• **Task input**

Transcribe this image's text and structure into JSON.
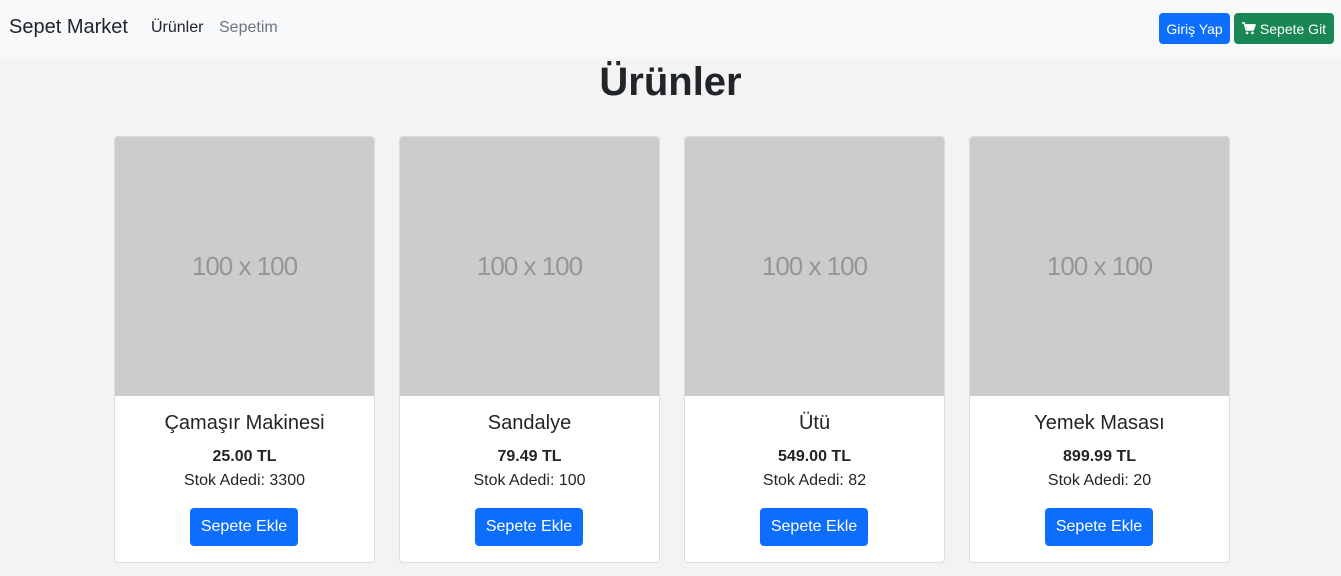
{
  "navbar": {
    "brand": "Sepet Market",
    "links": [
      {
        "label": "Ürünler",
        "active": true
      },
      {
        "label": "Sepetim",
        "active": false
      }
    ],
    "login_label": "Giriş Yap",
    "cart_label": "Sepete Git",
    "cart_icon": "shopping-cart-icon"
  },
  "main": {
    "title": "Ürünler",
    "products": [
      {
        "image_text": "100 x 100",
        "name": "Çamaşır Makinesi",
        "price": "25.00 TL",
        "stock": "Stok Adedi: 3300",
        "button": "Sepete Ekle"
      },
      {
        "image_text": "100 x 100",
        "name": "Sandalye",
        "price": "79.49 TL",
        "stock": "Stok Adedi: 100",
        "button": "Sepete Ekle"
      },
      {
        "image_text": "100 x 100",
        "name": "Ütü",
        "price": "549.00 TL",
        "stock": "Stok Adedi: 82",
        "button": "Sepete Ekle"
      },
      {
        "image_text": "100 x 100",
        "name": "Yemek Masası",
        "price": "899.99 TL",
        "stock": "Stok Adedi: 20",
        "button": "Sepete Ekle"
      }
    ]
  },
  "colors": {
    "primary": "#0d6efd",
    "success": "#198754",
    "navbar_bg": "#f8f9fa",
    "page_bg": "#f3f3f3",
    "placeholder_bg": "#cccccc"
  }
}
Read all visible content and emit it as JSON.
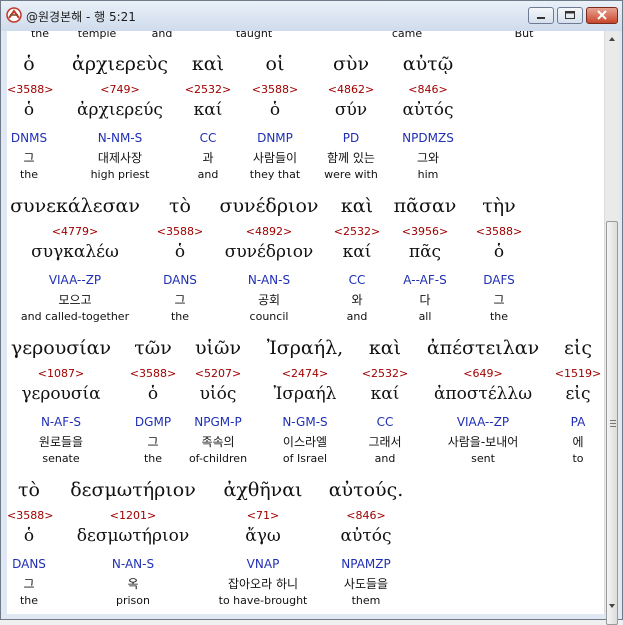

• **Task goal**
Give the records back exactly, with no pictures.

• **Solution to this problem**
Transcribe this image's text and structure into JSON.
{
  "navbar": {
    "brand": "Sepet Market",
    "links": [
      {
        "label": "Ürünler",
        "active": true
      },
      {
        "label": "Sepetim",
        "active": false
      }
    ],
    "login_label": "Giriş Yap",
    "cart_label": "Sepete Git",
    "cart_icon": "shopping-cart-icon"
  },
  "main": {
    "title": "Ürünler",
    "products": [
      {
        "image_text": "100 x 100",
        "name": "Çamaşır Makinesi",
        "price": "25.00 TL",
        "stock": "Stok Adedi: 3300",
        "button": "Sepete Ekle"
      },
      {
        "image_text": "100 x 100",
        "name": "Sandalye",
        "price": "79.49 TL",
        "stock": "Stok Adedi: 100",
        "button": "Sepete Ekle"
      },
      {
        "image_text": "100 x 100",
        "name": "Ütü",
        "price": "549.00 TL",
        "stock": "Stok Adedi: 82",
        "button": "Sepete Ekle"
      },
      {
        "image_text": "100 x 100",
        "name": "Yemek Masası",
        "price": "899.99 TL",
        "stock": "Stok Adedi: 20",
        "button": "Sepete Ekle"
      }
    ]
  },
  "colors": {
    "primary": "#0d6efd",
    "success": "#198754",
    "navbar_bg": "#f8f9fa",
    "page_bg": "#f3f3f3",
    "placeholder_bg": "#cccccc"
  }
}
Read all visible content and emit it as JSON.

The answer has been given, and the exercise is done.